“It’s heartbreaking and frustrating as a provider to see unvaccinated individuals admitted to the hospital with COVID-19. This is preventable,” said Sheehy. “I think back to the beginning of the pandemic when so many people died because there was no vaccine. Now we have the best tool to end this pandemic, so it is extremely disheartening that people are choosing to prolong this emergency and put themselves and others at risk by not getting the vaccine.”

When a person requires hospitalization for COVID-19, it is often because they cannot get the oxygen they need without help. Care providers try to make patients as comfortable as possible, but patients cannot have visitors and often must spend much of their day in isolation or with health care providers wearing full personal protective equipment. If a person’s COVID-19 case becomes severe enough, they can require a ventilator, which means a tube is inserted down their windpipe into their lungs to assist their breathing and the patient needs to be sedated or even placed in a medical coma to keep them alive, Sheehy described.

While vaccinated people can still get COVID-19 – the delta variant is especially contagious – breakthrough cases are still rare, and the vaccine is extremely effective in preventing severe illness, hospitalization, and death, said Sheehy.

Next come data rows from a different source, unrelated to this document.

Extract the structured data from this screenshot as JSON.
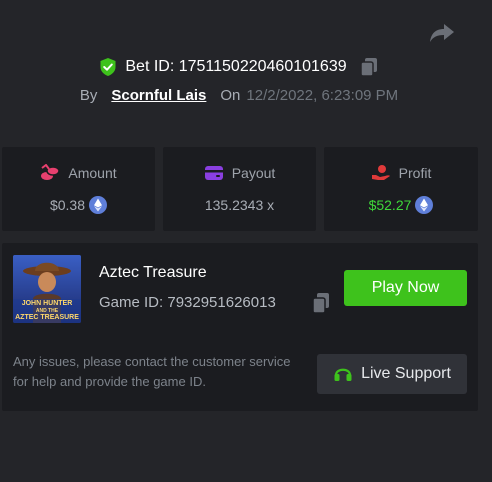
{
  "header": {
    "bet_id_label": "Bet ID: 1751150220460101639",
    "by_label": "By",
    "username": "Scornful Lais",
    "on_label": "On",
    "date": "12/2/2022, 6:23:09 PM"
  },
  "stats": {
    "amount": {
      "label": "Amount",
      "value": "$0.38",
      "icon": "coins-icon"
    },
    "payout": {
      "label": "Payout",
      "value": "135.2343 x",
      "icon": "wallet-icon"
    },
    "profit": {
      "label": "Profit",
      "value": "$52.27",
      "icon": "hand-coin-icon"
    }
  },
  "game": {
    "title": "Aztec Treasure",
    "game_id_label": "Game ID: 7932951626013",
    "thumbnail_text_line1": "JOHN HUNTER",
    "thumbnail_text_line2": "AND THE",
    "thumbnail_text_line3": "AZTEC TREASURE",
    "play_label": "Play Now",
    "issues_text": "Any issues, please contact the customer service for help and provide the game ID.",
    "support_label": "Live Support"
  },
  "colors": {
    "background": "#242529",
    "card": "#1b1c20",
    "accent_green": "#3ec21c",
    "profit_green": "#3fd83a",
    "amount_icon": "#e8406f",
    "payout_icon": "#8a3fe0",
    "profit_icon": "#e03a3a"
  }
}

“Getting the vaccine is the difference between life and death for many,” she said.

Maddie Weitz, a nurse at UW Health who has been treating COVID-19 patients since the beginning, said she hopes people listen to the experts and think of others when deciding to get the vaccine.

“Cases are rising and we’re prepared to care for our patients, but we’re scared. We need people to wear masks and get vaccinated,” said Weitz. “Last year was so physically and emotionally demanding, we as nurses worry that we cannot survive another surge. We can’t go back. Please get vaccinated.”

“This is a brutal disease. It’s hard to watch patients who cannot catch their breath. It’s painful to watch them speak to loved ones before they go on a ventilator knowing they might never see them again,” said Sheehy. “These moments will stick with healthcare providers for the rest of their lives. We beg everyone in Wisconsin to get vaccinated.”

Dr. Ann Sheehy and nurse Maddie Weitz treat COVID-19 patients at UW Health